§ Task details
Please retype all of the following entries exactly.

Source data
┄┄┄┄┄┄┄┄┄┄┄┄┄┄┄┄┄┄┄┄

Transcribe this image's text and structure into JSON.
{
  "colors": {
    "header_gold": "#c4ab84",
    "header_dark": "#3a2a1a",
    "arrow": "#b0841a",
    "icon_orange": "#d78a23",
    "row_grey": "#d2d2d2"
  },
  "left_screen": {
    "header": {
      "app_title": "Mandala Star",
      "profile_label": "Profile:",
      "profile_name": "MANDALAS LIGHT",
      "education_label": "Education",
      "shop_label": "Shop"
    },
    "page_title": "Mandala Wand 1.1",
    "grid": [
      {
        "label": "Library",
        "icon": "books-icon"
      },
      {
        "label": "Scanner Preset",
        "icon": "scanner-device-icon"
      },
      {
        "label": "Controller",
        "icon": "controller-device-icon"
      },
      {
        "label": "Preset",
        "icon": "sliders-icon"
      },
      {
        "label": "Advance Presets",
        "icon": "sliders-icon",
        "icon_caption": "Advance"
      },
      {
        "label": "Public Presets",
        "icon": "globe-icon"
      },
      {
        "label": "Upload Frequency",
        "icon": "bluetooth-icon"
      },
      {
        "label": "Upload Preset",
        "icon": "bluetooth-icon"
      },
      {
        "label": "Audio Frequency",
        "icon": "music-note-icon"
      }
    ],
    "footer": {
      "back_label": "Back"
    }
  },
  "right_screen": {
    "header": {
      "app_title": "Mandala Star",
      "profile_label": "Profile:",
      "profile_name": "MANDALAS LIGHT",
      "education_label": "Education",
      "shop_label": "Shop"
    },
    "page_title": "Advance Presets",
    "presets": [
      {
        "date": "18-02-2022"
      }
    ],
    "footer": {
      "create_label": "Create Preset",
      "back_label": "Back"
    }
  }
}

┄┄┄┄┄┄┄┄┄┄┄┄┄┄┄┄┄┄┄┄

§ Finished exercise
Transcribe this image's text and structure into JSON.
{
  "colors": {
    "header_gold": "#c4ab84",
    "header_dark": "#3a2a1a",
    "arrow": "#b0841a",
    "icon_orange": "#d78a23",
    "row_grey": "#d2d2d2"
  },
  "left_screen": {
    "header": {
      "app_title": "Mandala Star",
      "profile_label": "Profile:",
      "profile_name": "MANDALAS LIGHT",
      "education_label": "Education",
      "shop_label": "Shop"
    },
    "page_title": "Mandala Wand 1.1",
    "grid": [
      {
        "label": "Library",
        "icon": "books-icon"
      },
      {
        "label": "Scanner Preset",
        "icon": "scanner-device-icon"
      },
      {
        "label": "Controller",
        "icon": "controller-device-icon"
      },
      {
        "label": "Preset",
        "icon": "sliders-icon"
      },
      {
        "label": "Advance Presets",
        "icon": "sliders-icon",
        "icon_caption": "Advance"
      },
      {
        "label": "Public Presets",
        "icon": "globe-icon"
      },
      {
        "label": "Upload Frequency",
        "icon": "bluetooth-icon"
      },
      {
        "label": "Upload Preset",
        "icon": "bluetooth-icon"
      },
      {
        "label": "Audio Frequency",
        "icon": "music-note-icon"
      }
    ],
    "footer": {
      "back_label": "Back"
    }
  },
  "right_screen": {
    "header": {
      "app_title": "Mandala Star",
      "profile_label": "Profile:",
      "profile_name": "MANDALAS LIGHT",
      "education_label": "Education",
      "shop_label": "Shop"
    },
    "page_title": "Advance Presets",
    "presets": [
      {
        "date": "18-02-2022"
      }
    ],
    "footer": {
      "create_label": "Create Preset",
      "back_label": "Back"
    }
  }
}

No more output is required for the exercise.